It has been an interesting week picking up where Randi and Joe left off. Jay, Manda, and I have started wrapping up field transects, lionfish lab work and helping with filming wherever possible. [A BBC film crew was on the island to study hermit crab vacancy chains. Here's a guest post from the personal blog of cinematographer John Brown.]
|Hermit crabs on Carrie Bow Cay | Photo: John Brown via|
|A goliath grouper holds in a deep overhang.|
The transects in the field are going very well, although strong winds and rain are threatening to keep us shore-bound. When we are able to get underwater, we are seeing some fish that we rarely see on transects. Goliath groupers, midnight parrotfish and yellow-cheek wrasses have been some of the highlights.
|A hawksbill turtles eyes the camera.|

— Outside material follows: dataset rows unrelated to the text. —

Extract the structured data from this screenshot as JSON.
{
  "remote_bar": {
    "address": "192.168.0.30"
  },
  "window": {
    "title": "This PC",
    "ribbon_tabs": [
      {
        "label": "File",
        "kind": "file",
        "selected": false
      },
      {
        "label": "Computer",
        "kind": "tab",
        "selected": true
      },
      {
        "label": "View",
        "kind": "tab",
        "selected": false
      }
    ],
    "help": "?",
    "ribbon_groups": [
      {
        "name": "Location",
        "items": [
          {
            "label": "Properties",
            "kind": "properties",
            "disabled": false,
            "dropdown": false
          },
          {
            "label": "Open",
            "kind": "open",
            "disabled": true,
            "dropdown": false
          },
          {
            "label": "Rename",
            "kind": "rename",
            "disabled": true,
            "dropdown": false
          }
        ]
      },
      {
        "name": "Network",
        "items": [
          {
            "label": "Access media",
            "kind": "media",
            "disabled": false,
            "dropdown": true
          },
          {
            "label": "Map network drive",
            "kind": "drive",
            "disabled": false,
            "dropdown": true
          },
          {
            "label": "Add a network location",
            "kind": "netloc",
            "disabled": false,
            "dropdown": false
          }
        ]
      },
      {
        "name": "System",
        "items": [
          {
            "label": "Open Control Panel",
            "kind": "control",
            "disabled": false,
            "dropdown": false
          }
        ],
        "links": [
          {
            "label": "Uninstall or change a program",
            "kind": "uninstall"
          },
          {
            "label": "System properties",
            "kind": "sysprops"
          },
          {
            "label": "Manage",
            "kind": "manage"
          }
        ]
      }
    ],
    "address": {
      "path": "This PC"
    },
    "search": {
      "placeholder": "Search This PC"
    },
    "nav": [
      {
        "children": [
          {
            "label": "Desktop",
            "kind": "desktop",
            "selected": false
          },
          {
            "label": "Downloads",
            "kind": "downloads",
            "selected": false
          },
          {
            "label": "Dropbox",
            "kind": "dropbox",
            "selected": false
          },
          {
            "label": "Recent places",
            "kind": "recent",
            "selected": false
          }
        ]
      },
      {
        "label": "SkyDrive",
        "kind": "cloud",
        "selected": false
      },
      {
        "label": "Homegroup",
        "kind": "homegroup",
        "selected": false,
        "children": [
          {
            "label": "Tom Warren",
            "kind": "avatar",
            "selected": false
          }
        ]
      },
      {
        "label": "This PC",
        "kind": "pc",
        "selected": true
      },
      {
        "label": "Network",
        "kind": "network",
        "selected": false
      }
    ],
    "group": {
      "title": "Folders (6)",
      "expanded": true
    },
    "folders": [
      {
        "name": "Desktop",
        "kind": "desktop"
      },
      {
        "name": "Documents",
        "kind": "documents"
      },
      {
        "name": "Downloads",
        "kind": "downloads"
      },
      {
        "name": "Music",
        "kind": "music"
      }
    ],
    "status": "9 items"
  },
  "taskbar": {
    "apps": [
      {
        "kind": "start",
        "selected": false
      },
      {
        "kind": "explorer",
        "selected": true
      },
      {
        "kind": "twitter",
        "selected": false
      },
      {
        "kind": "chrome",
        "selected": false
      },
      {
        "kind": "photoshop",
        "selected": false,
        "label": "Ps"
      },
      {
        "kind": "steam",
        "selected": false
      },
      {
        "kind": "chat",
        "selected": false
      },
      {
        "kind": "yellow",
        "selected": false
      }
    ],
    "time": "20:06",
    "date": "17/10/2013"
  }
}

We’ve been seeing some rather large turtles with some frequency while diving. It should come as no surprise that turtles are in the area, as it is the time of year for turtles to haul up on the beach and lay their eggs. Amidst the recent stormy weather we were visited by a nesting turtle in the middle of the night. She came ashore, leaving tracks to show where she had excavated a nest in the sand. Belize Fisheries will come over to the island to assess the condition of the nest, if weather allows.
|This large loggerhead turtle seemed especially interested in our party of divers.|
When we encounter sea turtles underwater, they are often shy and reluctant to allow a close approach. The turtles around Carrie Bow seem to be unusually curious during this trip, often approaching within arm’s reach. We have been really fortunate to have had some really close encounters with some rather large loggerhead and hawksbill sea turtles.